It’s no secret low ratings were the culprit for the show’s demise as You & Me – despite an aggressive marketing campaign, only made a blip on the Nielsen ratings radar in a very crowded morning show landscape. In 2014, Fox-owned WPWR-TV canceled Mancow Muller’s TV show after two seasons (two seasons way too many in yours truly’s opinion) due to miniscule viewership.
Chicago may be currently the most hated city by conservatives by far, but when it comes to TV drama, we’re on fire and viewers are loving it. Wednesday was Chicago night on NBC as three Dick Wolf shows – Chicago Fire, Chicago P.D., and the premiere of new drama Chicago Justice participated in an epic three-show crossover event – and the stunt paid off handsomely in the ratings, giving NBC its most-watched Wednesday night lineup in two years. According to Screener, two of the three shows each finished first in the adult 18-49 demo, beating ABC’s When We Rise mini-series and Fox’s Star.
Usually airing on Tuesday night, Chicago Fire led off drew a 1.7, nearly double what regular time slot occupant Blindspot pulls in and tied ABC’s The Goldbergs and Modern Family for the time period lead. Fire was followed by Chicago P.D., which drew a 1.9 rating, and drew a personal high of 9.6 million viewers. Both led into the premiere of Chicago Justice, which premiered with a 1.7 rating, easily winning its time slot.
Thursday night drama Chicago Med was not part of the event, but did feature cast members from the show in the crossover.
Chicago Justice now heads to Sunday nights, where it will have a tough task – facing television’s top-rated series in the 18-49 demo, The Walking Dead.
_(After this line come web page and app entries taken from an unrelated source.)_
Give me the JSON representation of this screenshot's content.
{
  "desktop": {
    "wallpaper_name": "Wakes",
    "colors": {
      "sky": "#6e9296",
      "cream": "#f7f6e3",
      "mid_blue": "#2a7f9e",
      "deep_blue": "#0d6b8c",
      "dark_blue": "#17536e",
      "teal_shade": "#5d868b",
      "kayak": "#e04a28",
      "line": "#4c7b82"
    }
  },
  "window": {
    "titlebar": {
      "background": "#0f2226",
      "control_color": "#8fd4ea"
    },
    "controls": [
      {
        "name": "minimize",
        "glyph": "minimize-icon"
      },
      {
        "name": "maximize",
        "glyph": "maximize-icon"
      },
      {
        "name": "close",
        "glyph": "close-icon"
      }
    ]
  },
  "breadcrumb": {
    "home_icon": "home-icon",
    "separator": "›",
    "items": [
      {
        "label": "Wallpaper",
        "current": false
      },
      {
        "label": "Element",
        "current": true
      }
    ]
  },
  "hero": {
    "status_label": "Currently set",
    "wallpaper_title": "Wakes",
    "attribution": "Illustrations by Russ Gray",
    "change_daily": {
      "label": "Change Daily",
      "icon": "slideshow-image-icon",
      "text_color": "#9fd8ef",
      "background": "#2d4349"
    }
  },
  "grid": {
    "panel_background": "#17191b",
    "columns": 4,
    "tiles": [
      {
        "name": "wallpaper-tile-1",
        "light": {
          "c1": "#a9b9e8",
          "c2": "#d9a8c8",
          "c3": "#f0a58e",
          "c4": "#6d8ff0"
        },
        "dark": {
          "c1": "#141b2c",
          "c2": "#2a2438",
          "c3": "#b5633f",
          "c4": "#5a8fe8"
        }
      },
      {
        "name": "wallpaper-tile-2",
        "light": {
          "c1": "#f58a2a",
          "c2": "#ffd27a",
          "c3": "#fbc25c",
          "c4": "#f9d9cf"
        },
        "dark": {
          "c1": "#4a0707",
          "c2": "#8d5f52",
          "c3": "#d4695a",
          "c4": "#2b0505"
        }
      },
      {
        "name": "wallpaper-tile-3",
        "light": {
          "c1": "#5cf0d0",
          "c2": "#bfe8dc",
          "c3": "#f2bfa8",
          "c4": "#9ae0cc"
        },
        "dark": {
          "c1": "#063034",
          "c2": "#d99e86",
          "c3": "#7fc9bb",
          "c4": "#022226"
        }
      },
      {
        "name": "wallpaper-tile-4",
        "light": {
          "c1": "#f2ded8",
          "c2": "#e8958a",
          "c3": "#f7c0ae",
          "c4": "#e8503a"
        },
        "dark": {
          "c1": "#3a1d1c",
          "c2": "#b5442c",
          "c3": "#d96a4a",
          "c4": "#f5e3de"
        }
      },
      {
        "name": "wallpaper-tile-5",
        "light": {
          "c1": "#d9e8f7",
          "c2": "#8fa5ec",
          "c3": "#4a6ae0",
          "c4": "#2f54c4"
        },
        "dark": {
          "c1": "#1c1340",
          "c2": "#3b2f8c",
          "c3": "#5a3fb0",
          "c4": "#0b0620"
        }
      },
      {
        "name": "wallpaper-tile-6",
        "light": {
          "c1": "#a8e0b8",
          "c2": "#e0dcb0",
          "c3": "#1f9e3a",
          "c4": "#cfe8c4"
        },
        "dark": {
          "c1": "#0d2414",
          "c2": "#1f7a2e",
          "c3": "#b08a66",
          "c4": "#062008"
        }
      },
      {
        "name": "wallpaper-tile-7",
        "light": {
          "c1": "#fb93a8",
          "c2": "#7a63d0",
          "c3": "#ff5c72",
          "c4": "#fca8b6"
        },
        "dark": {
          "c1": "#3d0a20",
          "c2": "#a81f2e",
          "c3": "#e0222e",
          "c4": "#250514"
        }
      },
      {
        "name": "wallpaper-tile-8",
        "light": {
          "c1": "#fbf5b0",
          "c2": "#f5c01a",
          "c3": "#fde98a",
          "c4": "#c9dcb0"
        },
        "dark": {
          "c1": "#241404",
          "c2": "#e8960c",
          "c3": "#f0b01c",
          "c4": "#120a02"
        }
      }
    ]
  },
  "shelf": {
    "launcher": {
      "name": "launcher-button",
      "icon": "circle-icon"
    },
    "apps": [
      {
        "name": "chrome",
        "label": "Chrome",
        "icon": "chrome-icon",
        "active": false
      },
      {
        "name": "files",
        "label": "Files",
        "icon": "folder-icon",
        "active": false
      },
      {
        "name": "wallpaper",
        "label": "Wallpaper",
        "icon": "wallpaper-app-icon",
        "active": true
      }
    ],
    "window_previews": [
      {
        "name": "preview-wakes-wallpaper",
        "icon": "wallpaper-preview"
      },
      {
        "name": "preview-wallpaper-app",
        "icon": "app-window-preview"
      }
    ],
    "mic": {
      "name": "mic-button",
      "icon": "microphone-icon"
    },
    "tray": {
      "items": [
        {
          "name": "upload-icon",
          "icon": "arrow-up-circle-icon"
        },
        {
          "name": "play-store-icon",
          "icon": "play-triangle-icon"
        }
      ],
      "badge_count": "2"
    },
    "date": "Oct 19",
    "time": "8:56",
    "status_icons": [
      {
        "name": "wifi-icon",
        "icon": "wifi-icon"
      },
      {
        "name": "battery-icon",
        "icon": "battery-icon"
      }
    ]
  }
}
The latest niche cable channel running into trouble is eleven-year old Chiller, NBC Universal’s horror/sci-fi channel. Spectrum Cable (formerly known as Charter before its merger with Time Warner Cable) announced this week it was dropping the channel next month due to low viewership. This comes as several cable and satellite distributors are cutting little-viewed niche channels with small reach as customers are steering away from big cable packages for smaller bundles.
A few weeks ago, NBC Universal shuttered Cloo after losing several distribution pacts. Cloo was a mystery/suspense-themed channel airing many programs from the NBC Universal library. NBC Universal also pulled the plug on the Esquire Channel, a little-watched channel targeted to men.
And more weed whacking is yet to come. New Viacom boss Bob Bakish is shifting resources to six channels and/or brands: BET, Comedy Central, MTV, Nickelodeon, Nick Jr. and Spike (soon to be renamed the Paramount Network.) That’s bad news for channels such as TV Land, a classic TV channel forced to shift its properties to fresher fare due to competition from diginet channels MeTV, Cozi, Antenna TV, Decades, and GetTV (all available for free if you have an over-the-air antenna.)
And you don’t have to look far to see the effects: RuPaul’s Drag Race recently announced a move to VH1 from sister Viacom network Logo, which will only air encore presentations. Originally featuring programming to the LGBT community, Logo now airs primarily off-network reruns such as Married…With Children, Roseanne, and The Golden Girls (in other words, reruns that aired on other Viacom networks.)
Recently, Chiller averaged 64,000 viewers reaching just 31 percent of cable homes, according to Ad Age.